“We watch them get off to a good start,” Frank said of shots, vitamins and bands on tails (so the 6-inch appendages fall off).

When the sheep began producing quads five years ago, they’d originally credited the ram. “It wasn’t.”

It may be the friendly atmosphere.

Sissy, an orphaned lamb with brother Billy, were bottle fed after mom died shortly after their birth. Now Sissy knows her name, answering with a bahhhh, and greets them on arrival, subsequently tailing their movements.

“Billy’s quieter,” Debra said. “Sissy does all the talking.”

The lambs are regular passengers on the family golf cart.

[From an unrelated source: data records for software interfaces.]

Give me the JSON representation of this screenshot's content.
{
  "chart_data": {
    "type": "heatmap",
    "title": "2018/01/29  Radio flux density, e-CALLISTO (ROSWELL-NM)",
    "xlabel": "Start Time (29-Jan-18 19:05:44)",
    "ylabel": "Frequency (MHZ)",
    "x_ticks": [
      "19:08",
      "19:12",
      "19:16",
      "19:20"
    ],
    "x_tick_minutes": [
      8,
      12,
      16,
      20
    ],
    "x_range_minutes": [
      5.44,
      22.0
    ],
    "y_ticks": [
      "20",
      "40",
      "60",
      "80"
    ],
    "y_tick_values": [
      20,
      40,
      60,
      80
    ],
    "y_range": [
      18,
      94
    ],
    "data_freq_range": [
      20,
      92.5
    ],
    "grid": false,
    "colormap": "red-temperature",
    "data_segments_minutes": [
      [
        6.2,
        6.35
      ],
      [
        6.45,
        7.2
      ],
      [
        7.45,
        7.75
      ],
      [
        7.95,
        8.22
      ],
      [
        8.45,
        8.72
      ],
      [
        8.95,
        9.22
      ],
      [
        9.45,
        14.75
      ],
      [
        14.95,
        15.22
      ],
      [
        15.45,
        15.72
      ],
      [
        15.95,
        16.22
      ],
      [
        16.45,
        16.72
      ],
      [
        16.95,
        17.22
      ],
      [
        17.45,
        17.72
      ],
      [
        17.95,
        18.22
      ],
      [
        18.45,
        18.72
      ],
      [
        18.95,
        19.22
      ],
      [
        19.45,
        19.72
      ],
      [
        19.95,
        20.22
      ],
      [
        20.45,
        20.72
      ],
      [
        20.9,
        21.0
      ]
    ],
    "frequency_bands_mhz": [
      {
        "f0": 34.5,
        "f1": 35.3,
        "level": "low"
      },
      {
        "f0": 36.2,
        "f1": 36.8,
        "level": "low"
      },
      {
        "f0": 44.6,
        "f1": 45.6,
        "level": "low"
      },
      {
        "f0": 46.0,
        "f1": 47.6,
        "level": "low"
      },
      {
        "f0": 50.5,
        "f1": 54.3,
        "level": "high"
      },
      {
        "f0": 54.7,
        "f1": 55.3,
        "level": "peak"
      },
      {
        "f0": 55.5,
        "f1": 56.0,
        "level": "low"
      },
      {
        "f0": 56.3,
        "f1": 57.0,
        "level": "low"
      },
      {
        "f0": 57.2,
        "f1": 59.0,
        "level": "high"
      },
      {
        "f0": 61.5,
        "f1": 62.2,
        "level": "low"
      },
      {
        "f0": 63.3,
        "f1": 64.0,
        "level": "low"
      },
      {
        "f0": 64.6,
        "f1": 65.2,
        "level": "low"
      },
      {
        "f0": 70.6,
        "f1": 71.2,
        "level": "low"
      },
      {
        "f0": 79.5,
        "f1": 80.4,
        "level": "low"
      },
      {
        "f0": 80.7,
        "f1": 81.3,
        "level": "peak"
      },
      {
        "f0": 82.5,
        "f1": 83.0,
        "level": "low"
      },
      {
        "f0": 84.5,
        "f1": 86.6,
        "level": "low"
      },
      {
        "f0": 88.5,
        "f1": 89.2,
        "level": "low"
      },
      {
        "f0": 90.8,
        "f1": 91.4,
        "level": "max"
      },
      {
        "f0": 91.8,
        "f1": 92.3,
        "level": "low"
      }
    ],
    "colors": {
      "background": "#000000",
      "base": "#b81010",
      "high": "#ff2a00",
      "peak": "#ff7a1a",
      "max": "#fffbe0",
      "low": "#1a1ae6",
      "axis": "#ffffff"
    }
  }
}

The rambunctious foursome and mom took up residence in Bambi’s Bungalow, named for an orphaned fawn the Vogeltanzes raised.

Like Sissy, the fawn became their sidekick, following them if they departed, until she returned to the wild.

Sheep can be breed at six months and undergo a five-month pregnancy. Shearing takes place in March, the 39 sheep producing 340 pounds of wool this year. Last year, the wool sold for a dollar a pound. This year it brought 60 cents a pound.

The sheep, whose population reaches 90 by summer, are aware of wolves, arriving back from the field at dusk and becoming quiet as night descends.

Meanwhile, the three stooges and sister Tova have one more acquaintance to make on the farm.

Rosie, a border collie, is recovering from hip surgery, “drawing unemployment,” but she will be back to work soon.

“She’s the herder,” Frank said. “Saves me the legwork.”